Wednesday, March 26, 2014

“We Acted as They Would Have Done to Us”: An Interview with Arie Lova Eliav. By Arieh O’Sullivan.

“We acted as they would have done to us.” An interview with Arie Lova Eliav (1921-2010). By Arieh O’Sullivan. Jerusalem Post, June 1, 2010. Originally published June 18, 2004.

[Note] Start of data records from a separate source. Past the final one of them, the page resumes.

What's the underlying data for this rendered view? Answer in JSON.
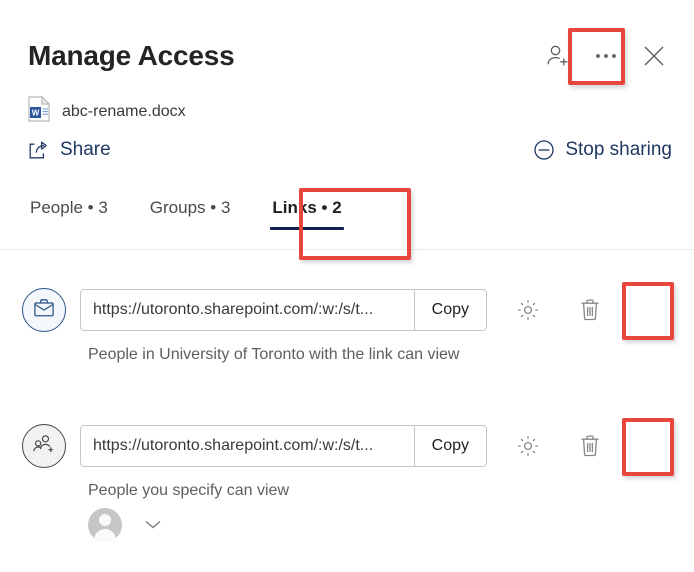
{
  "header": {
    "title": "Manage Access",
    "actions": [
      {
        "name": "add-people-icon",
        "label": "Add people"
      },
      {
        "name": "more-options-icon",
        "label": "More options"
      },
      {
        "name": "close-icon",
        "label": "Close"
      }
    ]
  },
  "file": {
    "icon": "word-document-icon",
    "name": "abc-rename.docx"
  },
  "commands": {
    "share_label": "Share",
    "share_icon": "share-icon",
    "stop_sharing_label": "Stop sharing",
    "stop_sharing_icon": "block-circle-icon"
  },
  "tabs": [
    {
      "label": "People • 3",
      "active": false
    },
    {
      "label": "Groups • 3",
      "active": false
    },
    {
      "label": "Links • 2",
      "active": true
    }
  ],
  "links": [
    {
      "role_icon": "briefcase-icon",
      "url": "https://utoronto.sharepoint.com/:w:/s/t...",
      "copy_label": "Copy",
      "settings_icon": "gear-icon",
      "delete_icon": "trash-icon",
      "description": "People in University of Toronto with the link can view"
    },
    {
      "role_icon": "people-add-icon",
      "url": "https://utoronto.sharepoint.com/:w:/s/t...",
      "copy_label": "Copy",
      "settings_icon": "gear-icon",
      "delete_icon": "trash-icon",
      "description": "People you specify can view",
      "people": [
        {
          "avatar": "default-person-avatar"
        }
      ],
      "expand_icon": "chevron-down-icon"
    }
  ],
  "colors": {
    "annotation": "#e8453c",
    "accent_dark_blue": "#1f3864",
    "tab_underline": "#10214b",
    "word_blue": "#2b579a"
  },
  "annotations": [
    {
      "target": "more-options-icon"
    },
    {
      "target": "tab-links"
    },
    {
      "target": "delete-link-1"
    },
    {
      "target": "delete-link-2"
    }
  ]
}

First of all, 1,000 [Jewish] refugees were arriving daily. Every day another thousand. One day, one thousand. And we had to settle them. Remember this wasn’t the same state that absorbed 1 million Russian immigrants and had cities like Ashdod and Ashkelon and Upper Nazareth. We were a small and poor country. We had to absorb hundreds of thousands of refugees from Morocco and Iraq and Poland and Hungary.
Look, we had just gone through a terrible war [the War of Independence]. Where they won, like in Gush Etzion and the Old City and Atarot, they won. They killed soldiers, destroyed the houses and took the women and children and residents and made them into refugees. The Arabs were victorious in about 20 places. In that war it was either them or us. It was a zero sum war. That is the context. There was a war, and wherever they won, they turned us into refugees.
To our good fortune, we were victorious in over 400 places. And I don’t need [historian] Benny Morris to tell me what we did. We acted as they would have done to us. We did to them what all victors throughout history and for all generations and through all the miserable history of mankind did. The victor conquers, kills in battle and those who remain are banished.
They won in 20 places, and if they had won in 400 or 300 or 100 places, then I wouldn’t be sitting with you today. They would have either killed me or made me into a refugee. This was the horrible war of 1948. The result of this awful war was the creation of two groups of refugees. We are 5 million Jewish refugees and they are 5 million Palestinian refugees. They need to solve this humanitarian problem of their refugees in the West Bank and Gaza Strip. It is my position that not one refugee will return. Not one.